Opinion: ‘Everyone has an equal right to live’

Peterborough MP Paul Bristow writes his regular column for the Peterborough Telegraph

By The Newsroom
Saturday, 19th June 2021, 2:00 pm
Danish player Christian Eriksen who collapsed at the Euros Photo: Shutterstock
Danish player Christian Eriksen who collapsed at the Euros Photo: Shutterstock

It’s 2021 and the Euro 2020 championship is underway.

Don’t worry, this isn’t another football column. Yet even those who run a mile from football have probably heard about Christian Eriksen.

The Denmark midfielder collapsed on the pitch.

His heart had stopped. As his teammates formed a human shield to create some privacy, the team doctor used a defibrillator to resuscitate him.

It was a horrifying moment.

Thankfully, Eriksen’s heart restarted and he was taken to hospital, where he continues to recover. The sound of the opposing Finnish fans chanting his name in support was wonderful to hear.

Resuscitation was also the basis of my question to the prime minister at PMQs. I wasn’t asking about Eriksen, but the number of ‘do not resuscitate’ notices given to people with learning difficulties.

First, we need some context.

Resuscitation isn’t what you see in soaps or dramas.

It normally doesn’t work, at least in hospitals, where patients tend to have complicating problems – the problems that put them in hospital.

For an ultra-fit football player, success is much more likely.

Your chances are reasonable even if you’re just younger and not unwell. That’s why the spread of defibrillators outside hospitals is a good thing.

But if you need a defibrillator, you’re technically dead. Should resuscitation work and you were already in a bad way, you will be worse afterwards.

So there are reasons for not attempting resuscitation. Rather than taking a rushed decision when a patient’s heart stops, it helps if these things are discussed in advance, including with the patient and their family.

Do not resuscitate notices take various initials (DNR, DNAR, DNACPR), but they all amount to the same choice. Of course, without one, the hospital may still decide not to attempt resuscitation. That’s a medical decision at the time. With one, the decision is already made. The key point is that the decision should be medical.

During the pandemic, GPs and care settings issued an unprecedented number of DNRs to patients with learning disabilities. This prompted the Care Quality Commission (CQC) to investigate last year.

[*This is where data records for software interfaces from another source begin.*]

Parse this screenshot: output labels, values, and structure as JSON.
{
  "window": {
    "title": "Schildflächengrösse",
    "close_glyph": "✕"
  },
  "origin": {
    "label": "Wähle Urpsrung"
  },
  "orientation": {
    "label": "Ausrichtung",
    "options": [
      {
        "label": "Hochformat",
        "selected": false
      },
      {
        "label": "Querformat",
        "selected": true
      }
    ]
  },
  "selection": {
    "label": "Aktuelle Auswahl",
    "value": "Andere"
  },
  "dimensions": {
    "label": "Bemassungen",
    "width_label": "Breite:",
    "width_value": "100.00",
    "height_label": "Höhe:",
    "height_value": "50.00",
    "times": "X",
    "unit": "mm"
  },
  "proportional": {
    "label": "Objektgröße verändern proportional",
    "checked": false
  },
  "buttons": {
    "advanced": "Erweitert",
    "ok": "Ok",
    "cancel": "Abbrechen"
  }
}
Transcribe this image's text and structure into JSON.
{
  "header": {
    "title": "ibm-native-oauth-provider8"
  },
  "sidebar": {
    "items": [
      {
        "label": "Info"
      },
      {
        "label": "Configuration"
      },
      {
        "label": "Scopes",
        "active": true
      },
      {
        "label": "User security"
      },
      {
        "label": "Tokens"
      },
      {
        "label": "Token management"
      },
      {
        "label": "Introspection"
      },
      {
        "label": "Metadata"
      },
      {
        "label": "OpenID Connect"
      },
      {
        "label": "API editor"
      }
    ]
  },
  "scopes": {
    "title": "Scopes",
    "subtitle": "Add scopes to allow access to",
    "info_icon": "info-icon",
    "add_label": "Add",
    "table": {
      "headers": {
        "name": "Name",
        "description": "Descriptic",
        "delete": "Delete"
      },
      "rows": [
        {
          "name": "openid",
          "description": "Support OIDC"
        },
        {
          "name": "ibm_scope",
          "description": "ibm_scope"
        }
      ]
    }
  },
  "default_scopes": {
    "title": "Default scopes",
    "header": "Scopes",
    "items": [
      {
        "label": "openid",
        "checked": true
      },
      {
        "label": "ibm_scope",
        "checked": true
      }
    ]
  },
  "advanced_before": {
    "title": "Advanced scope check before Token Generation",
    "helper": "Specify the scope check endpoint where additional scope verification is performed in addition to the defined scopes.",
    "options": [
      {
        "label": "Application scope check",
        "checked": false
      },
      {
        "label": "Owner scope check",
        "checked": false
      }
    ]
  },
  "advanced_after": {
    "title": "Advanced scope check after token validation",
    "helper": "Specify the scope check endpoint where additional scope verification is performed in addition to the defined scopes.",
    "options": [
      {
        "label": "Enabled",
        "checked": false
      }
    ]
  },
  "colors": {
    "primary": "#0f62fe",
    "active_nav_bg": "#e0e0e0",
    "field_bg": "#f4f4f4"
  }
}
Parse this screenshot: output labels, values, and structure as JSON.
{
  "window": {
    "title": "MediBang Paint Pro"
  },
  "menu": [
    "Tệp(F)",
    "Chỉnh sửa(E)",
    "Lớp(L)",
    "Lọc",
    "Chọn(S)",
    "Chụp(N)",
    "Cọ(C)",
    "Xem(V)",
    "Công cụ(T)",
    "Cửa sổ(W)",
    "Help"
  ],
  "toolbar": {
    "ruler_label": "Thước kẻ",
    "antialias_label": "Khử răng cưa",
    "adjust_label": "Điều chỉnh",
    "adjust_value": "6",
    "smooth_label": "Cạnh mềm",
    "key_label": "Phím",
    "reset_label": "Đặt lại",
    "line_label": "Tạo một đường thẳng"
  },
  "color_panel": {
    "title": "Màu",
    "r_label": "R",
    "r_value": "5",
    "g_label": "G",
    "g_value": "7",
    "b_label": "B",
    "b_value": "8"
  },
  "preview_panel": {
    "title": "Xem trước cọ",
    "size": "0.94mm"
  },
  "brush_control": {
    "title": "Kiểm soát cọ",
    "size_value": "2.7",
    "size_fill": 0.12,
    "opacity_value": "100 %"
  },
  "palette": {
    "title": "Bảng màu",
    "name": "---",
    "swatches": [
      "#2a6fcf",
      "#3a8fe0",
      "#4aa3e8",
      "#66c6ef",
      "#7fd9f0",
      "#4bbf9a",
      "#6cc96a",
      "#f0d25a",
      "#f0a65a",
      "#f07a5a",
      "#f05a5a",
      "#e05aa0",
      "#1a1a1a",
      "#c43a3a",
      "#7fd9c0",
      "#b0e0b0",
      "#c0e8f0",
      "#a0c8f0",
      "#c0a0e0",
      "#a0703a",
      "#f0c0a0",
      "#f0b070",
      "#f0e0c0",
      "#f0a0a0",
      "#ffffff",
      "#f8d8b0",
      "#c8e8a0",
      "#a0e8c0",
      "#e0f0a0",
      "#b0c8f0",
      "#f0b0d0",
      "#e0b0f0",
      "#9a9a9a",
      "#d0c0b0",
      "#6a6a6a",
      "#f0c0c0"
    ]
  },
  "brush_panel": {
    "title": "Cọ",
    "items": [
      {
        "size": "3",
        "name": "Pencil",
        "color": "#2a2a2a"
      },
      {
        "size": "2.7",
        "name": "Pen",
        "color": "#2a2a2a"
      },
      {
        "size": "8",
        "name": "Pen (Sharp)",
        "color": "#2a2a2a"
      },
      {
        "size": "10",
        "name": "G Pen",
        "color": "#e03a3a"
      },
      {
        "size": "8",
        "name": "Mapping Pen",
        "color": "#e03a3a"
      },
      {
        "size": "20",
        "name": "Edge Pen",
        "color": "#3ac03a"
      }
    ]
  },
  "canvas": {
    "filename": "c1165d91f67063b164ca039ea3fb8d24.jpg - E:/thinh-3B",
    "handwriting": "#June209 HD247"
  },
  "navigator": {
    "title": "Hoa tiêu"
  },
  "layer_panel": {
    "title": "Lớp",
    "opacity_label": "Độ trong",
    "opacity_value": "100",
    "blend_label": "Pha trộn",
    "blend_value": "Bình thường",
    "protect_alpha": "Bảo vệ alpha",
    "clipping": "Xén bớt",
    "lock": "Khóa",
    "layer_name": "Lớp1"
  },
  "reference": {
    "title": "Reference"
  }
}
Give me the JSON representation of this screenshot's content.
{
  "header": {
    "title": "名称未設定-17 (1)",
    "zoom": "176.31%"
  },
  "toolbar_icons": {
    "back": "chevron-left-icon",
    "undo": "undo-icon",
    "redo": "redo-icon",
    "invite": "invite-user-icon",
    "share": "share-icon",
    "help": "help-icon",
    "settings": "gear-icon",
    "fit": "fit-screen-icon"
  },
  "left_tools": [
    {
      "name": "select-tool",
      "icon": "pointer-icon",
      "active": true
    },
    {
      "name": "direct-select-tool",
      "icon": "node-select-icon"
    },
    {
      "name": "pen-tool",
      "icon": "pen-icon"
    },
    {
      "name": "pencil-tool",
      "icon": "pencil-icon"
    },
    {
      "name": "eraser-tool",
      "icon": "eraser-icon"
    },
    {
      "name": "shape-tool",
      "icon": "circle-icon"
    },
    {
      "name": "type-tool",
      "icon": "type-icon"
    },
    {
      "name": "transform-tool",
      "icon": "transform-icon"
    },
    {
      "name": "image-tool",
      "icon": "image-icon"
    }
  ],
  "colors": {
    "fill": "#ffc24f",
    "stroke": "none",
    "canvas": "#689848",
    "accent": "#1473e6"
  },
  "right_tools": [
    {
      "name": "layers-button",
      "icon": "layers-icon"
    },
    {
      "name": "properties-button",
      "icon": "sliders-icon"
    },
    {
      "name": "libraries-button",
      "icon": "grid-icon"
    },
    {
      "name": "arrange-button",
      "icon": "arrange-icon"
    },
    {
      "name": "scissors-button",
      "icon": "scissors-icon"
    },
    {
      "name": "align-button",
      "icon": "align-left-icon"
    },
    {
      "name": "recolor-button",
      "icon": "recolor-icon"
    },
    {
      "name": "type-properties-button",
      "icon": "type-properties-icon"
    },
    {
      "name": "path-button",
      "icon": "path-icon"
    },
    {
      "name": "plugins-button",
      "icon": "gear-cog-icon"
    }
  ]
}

The CQC found that many were unlawful and caused avoidable deaths. Both the CQC and NHS England provided urgent guidance that this practice should end. Shockingly, it continued.

Unlike Christian Eriksen, when Sonia Deleon was in a Southampton hospital, she wasn’t resuscitated. She had a DNR, which stated her learning disabilities as a reason. She died.

Sonia also had a range of complicating health conditions. I’m not in a position to judge whether the decision was medically right, but citing her learning disabilities as a reason was grotesquely wrong.

The hospital says it was an error. This must be independently investigated, along with the other cases now coming to light around the country.

Expressing his own concern, the prime minister stressed the importance of involving patients and their families. Guidance must be followed.

Above all, learning disabilities must never be a reason to let someone die – and no-one knows this better than the family that loves them.